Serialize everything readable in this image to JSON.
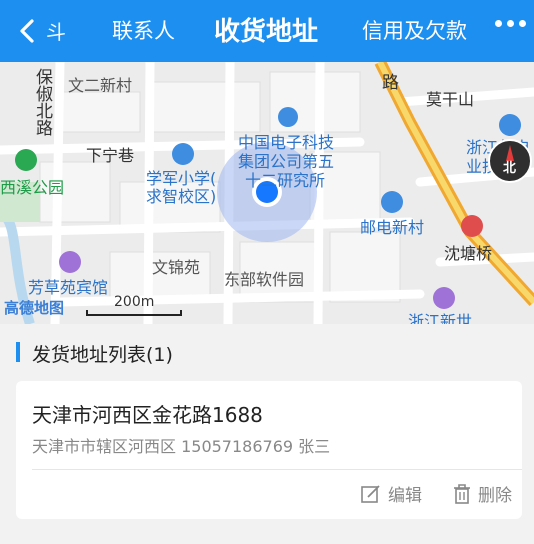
{
  "header": {
    "back_label": "<",
    "tab_left_partial": "斗",
    "tab_contacts": "联系人",
    "title": "收货地址",
    "tab_credit": "信用及欠款",
    "colors": {
      "bar": "#1d8ff0",
      "text": "#ffffff"
    }
  },
  "map": {
    "labels": {
      "wenersincun": "文二新村",
      "baochubeilu": "保俶北路",
      "xianing": "下宁巷",
      "cetc_line1": "中国电子科技",
      "cetc_line2": "集团公司第五",
      "cetc_line3": "十二研究所",
      "xuejun_line1": "学军小学(",
      "xuejun_line2": "求智校区)",
      "youdianxincun": "邮电新村",
      "wenjinyuan": "文锦苑",
      "dongburuanjianyuan": "东部软件园",
      "fangcaoyuan": "芳草苑宾馆",
      "xixigongyuan": "西溪公园",
      "shentangqiao": "沈塘桥",
      "zhejiangyoudian_line1": "浙江邮电",
      "zhejiangyoudian_line2": "业技术学",
      "zhejiangxinshi": "浙江新世",
      "mogansan": "莫干山",
      "road_lu": "路",
      "compass_north": "北",
      "scale": "200m",
      "logo": "高德地图"
    }
  },
  "section": {
    "title": "发货地址列表(1)"
  },
  "card": {
    "address_main": "天津市河西区金花路1688",
    "address_sub": "天津市市辖区河西区 15057186769 张三",
    "edit_label": "编辑",
    "delete_label": "删除"
  }
}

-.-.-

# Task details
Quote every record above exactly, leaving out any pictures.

# Reply
Serialize everything readable in this image to JSON.
{
  "header": {
    "back_label": "<",
    "tab_left_partial": "斗",
    "tab_contacts": "联系人",
    "title": "收货地址",
    "tab_credit": "信用及欠款",
    "colors": {
      "bar": "#1d8ff0",
      "text": "#ffffff"
    }
  },
  "map": {
    "labels": {
      "wenersincun": "文二新村",
      "baochubeilu": "保俶北路",
      "xianing": "下宁巷",
      "cetc_line1": "中国电子科技",
      "cetc_line2": "集团公司第五",
      "cetc_line3": "十二研究所",
      "xuejun_line1": "学军小学(",
      "xuejun_line2": "求智校区)",
      "youdianxincun": "邮电新村",
      "wenjinyuan": "文锦苑",
      "dongburuanjianyuan": "东部软件园",
      "fangcaoyuan": "芳草苑宾馆",
      "xixigongyuan": "西溪公园",
      "shentangqiao": "沈塘桥",
      "zhejiangyoudian_line1": "浙江邮电",
      "zhejiangyoudian_line2": "业技术学",
      "zhejiangxinshi": "浙江新世",
      "mogansan": "莫干山",
      "road_lu": "路",
      "compass_north": "北",
      "scale": "200m",
      "logo": "高德地图"
    }
  },
  "section": {
    "title": "发货地址列表(1)"
  },
  "card": {
    "address_main": "天津市河西区金花路1688",
    "address_sub": "天津市市辖区河西区 15057186769 张三",
    "edit_label": "编辑",
    "delete_label": "删除"
  }
}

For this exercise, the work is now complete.